Global Detroit is a non-profit 501(c)(3) corporation that revitalizes Michigan’s economy by pursuing strategies that strengthen Detroit’s connections to the world to make the region more attractive and welcoming to immigrants, internationals, and foreign trade and investment as a means to produce jobs and regional economic growth.
Immigration has proven, by far, to be the best American strategy to combat population loss. Detroit, a city devastated by population loss from a peak of 1.8 million residents in 1950 to below 700,000 today, is still the 18th largest city in the U.S., but possesses only the 135th largest foreign-born population. None of the other top 25 largest cities has a foreign-born population outside of the top 100 and only one of the 25 most populous cities has a foreign-born population outside of the top 100. If Detroit could merely hold its own and house the 18th largest foreign-born population, it would have 108,586 more residents.
The story of immigrants reviving decaying urban neighborhoods is well-known, but worth repeating. It is retold here by Lou Glazer, the President of Michigan Future, Inc.:
Once immigrants settle in a neighborhood they attract the next wave of immigrants who want to live in close proximity to their countrymen. This process transforms once deteriorated neighborhoods. Housing stock is upgraded as homes are renovated and new housing is built where abandoned buildings and vacant lots used to be. Immigrant entrepreneurs open neighborhood restaurants, stores, and entertainment venues to serve neighborhood residents. The most successful of these neighborhoods attract customers from across the region—some even becoming tourist destinations.
Detroit must develop an immigration game if it is serious about reversing its continued population loss. But such a strategy must be done with a focus on creating opportunities for incumbent neighborhoods and residents and including them and their neighborhood leadership in the process.
The advantages that cities with robust immigrant populations enjoy are not mere population data points, but extend to the revitalization of neighborhoods and communities that provide significant benefit to the residents that have long lived in these cities. Immigrant groups stabilize residential neighborhoods and commercial retail corridors that are critical to the quality of life. Internationally diverse populations bring food, language, culture, goods, and services; decrease blight and abandonment; increase employment opportunities and property values; improve the quality of life; and add to the richness and vibrancy of the whole city.
Global Detroit’s Neighborhood Strategy
A serious immigration strategy in Detroit must begin on the neighborhood scale. Detroit is a city of neighborhoods and some of the most effective and positive change has been implemented by the tenacity, creativity, and passion of the residents, community organizations, and churches in its neighborhoods.

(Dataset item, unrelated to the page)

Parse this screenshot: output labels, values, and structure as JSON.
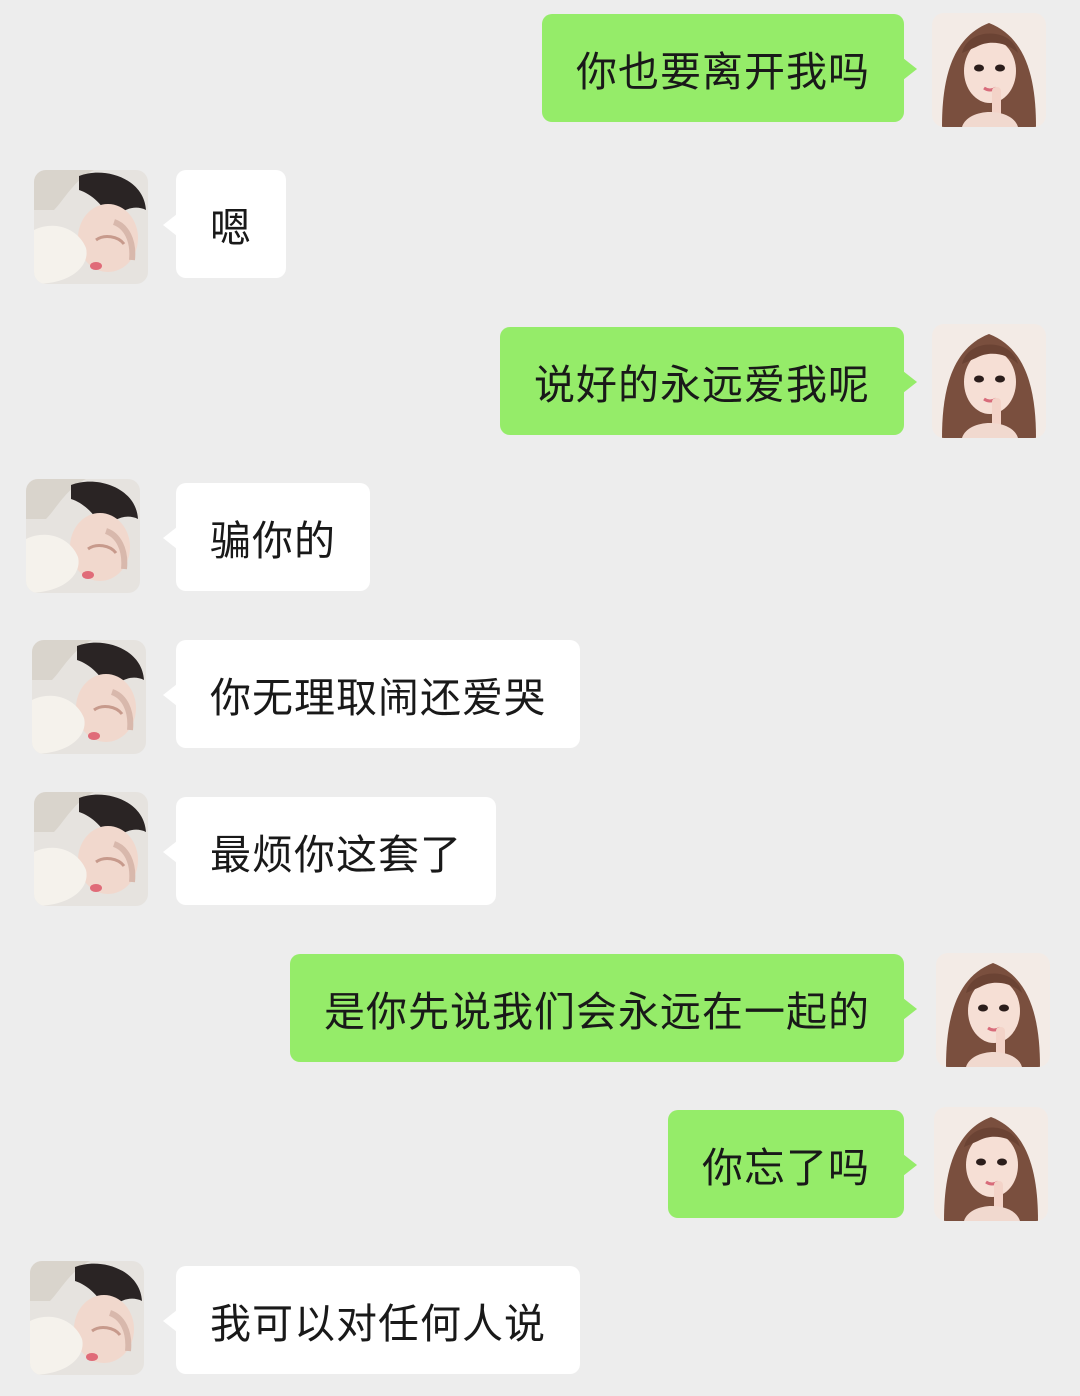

While the research and data clearly demonstrate the positive impacts robust immigration brings to neighborhoods and long-term residents, there actually are few models of how a neighborhood or city develops and implements strategies to attract and retain immigrants. Since 2010, Global Detroit and its partners have been developing a series of tools for residents and neighborhoods to employ, but any successful immigrant neighborhood revitalization effort is dependent on two critical foundations:

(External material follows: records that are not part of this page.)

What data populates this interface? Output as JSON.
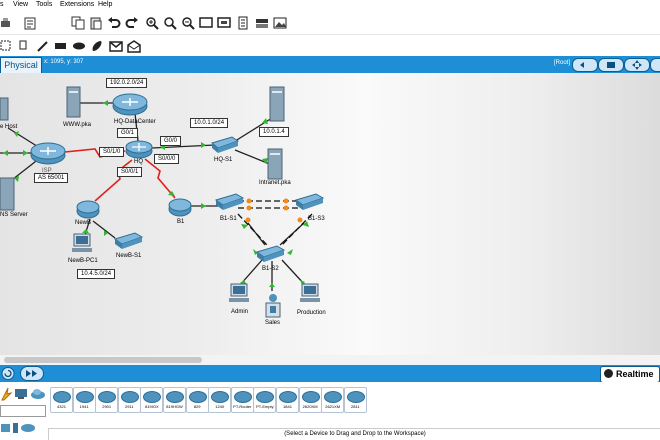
{
  "menu": [
    "s",
    "View",
    "Tools",
    "Extensions",
    "Help"
  ],
  "toolbar1_icons": [
    "copy-icon",
    "paste-icon",
    "undo-icon",
    "redo-icon",
    "zoom-in-icon",
    "zoom-out-icon",
    "zoom-reset-icon",
    "window-icon",
    "custom-device-icon",
    "palette-icon",
    "image-icon",
    "document-icon"
  ],
  "toolbar2_icons": [
    "select-icon",
    "note-icon",
    "pencil-icon",
    "rectangle-icon",
    "ellipse-icon",
    "freeform-icon",
    "pdu-icon",
    "complex-pdu-icon"
  ],
  "tabs": {
    "physical": "Physical",
    "coords": "x: 1095, y: 307",
    "root": "[Root]"
  },
  "network": {
    "labels": {
      "host": "e Host",
      "dns": "NS Server",
      "isp": "ISP",
      "www": "WWW.pka",
      "dc": "HQ-DataCenter",
      "hq": "HQ",
      "hqs1": "HQ-S1",
      "intranet": "Intranet.pka",
      "newb": "NewB",
      "newbpc": "NewB-PC1",
      "newbs1": "NewB-S1",
      "b1": "B1",
      "b1s1": "B1-S1",
      "b1s2": "B1-S2",
      "b1s3": "B1-S3",
      "admin": "Admin",
      "sales": "Sales",
      "prod": "Production"
    },
    "boxes": {
      "net1": "192.0.2.0/24",
      "g01": "G0/1",
      "s010": "S0/1/0",
      "g00": "G0/0",
      "s000": "S0/0/0",
      "s001": "S0/0/1",
      "as": "AS 65001",
      "net2": "10.0.1.0/24",
      "ip": "10.0.1.4",
      "net3": "10.4.5.0/24"
    }
  },
  "bottom": {
    "realtime": "Realtime"
  },
  "palette": {
    "devices": [
      "4321",
      "1941",
      "2901",
      "2911",
      "819IOX",
      "819HGW",
      "829",
      "1240",
      "PT-Router",
      "PT-Empty",
      "1841",
      "2620XM",
      "2621XM",
      "2811"
    ],
    "status": "(Select a Device to Drag and Drop to the Workspace)"
  },
  "colors": {
    "accent": "#1e8fd6",
    "router": "#4d93bd",
    "serial_link": "#e0201b",
    "link_ok": "#2fb82f",
    "link_blocked": "#f08a1c"
  }
}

- The initiative must be community-driven; and
- The initiative must be as focused on benefiting incumbent residents, as much as attracting, retaining, or benefiting newcomers.
Global Detroit is committed to working with a variety of partners, including neighborhood associations, churches, schools, block clubs, community development corporations, the Mayor’s Office, the Detroit City Council and its Immigration Task Force, our partners at ProsperUS Detroit, Welcoming Michigan-Michigan Immigrant Rights Center, Welcome Mat Detroit and others who embrace these foundational neighborhood revitalization elements.
Mayor’s Office of Immigrant Affairs
Since 2010, Global Detroit has been advocating to have the Detroit Mayor launch an Office of Immigrant Affairs to reach out to its immigrant and ethnic communities, as well as international visitors and investors. Detroit Mayor Mike Duggan has been extremely supportive of this concept and has been working with Global Detroit to help shape the office, develop its priorities, and ensure that Detroit is at the forefront of cities that welcome, value, and integrate immigrants and refugees into its communities.
Detroit City Council Immigration Task Force
In 2014, Detroit City Council Members Raquel Castaneda-Lopez and Andre Spivey launched the first-ever Detroit City Council Immigration Task Force. With some 30 members, the Task Force has developed plans on economic development, municipal services, immigrant rights, marketing, repopulation, and social services. On September 15, 2014, as part of National Welcoming Week, the Council and the Mayor, working with Welcoming Michigan and Michigan Immigrant Rights Center, announced that Detroit was officially the 41st city to join Welcoming America’s Welcoming City and Counties program.
Global Detroit Director Steve Tobocman has co-chaired the Economic Development and Investment Committee of the Detroit City Council Immigrant Task Force with Ehsan Taqbeem, an immigrant business owner and one of the founders of the Bangladeshi American Public Affairs Committee (BAPAC).
were more than three times as likely as the native-born population to start a new business (between 1996 and 2007).
are six times more likely to start a high-tech firm than U.S.-born residents.
immigrants move to a given county, roughly 270 U.S.- born residents settle in the area as a direct result within the next decade.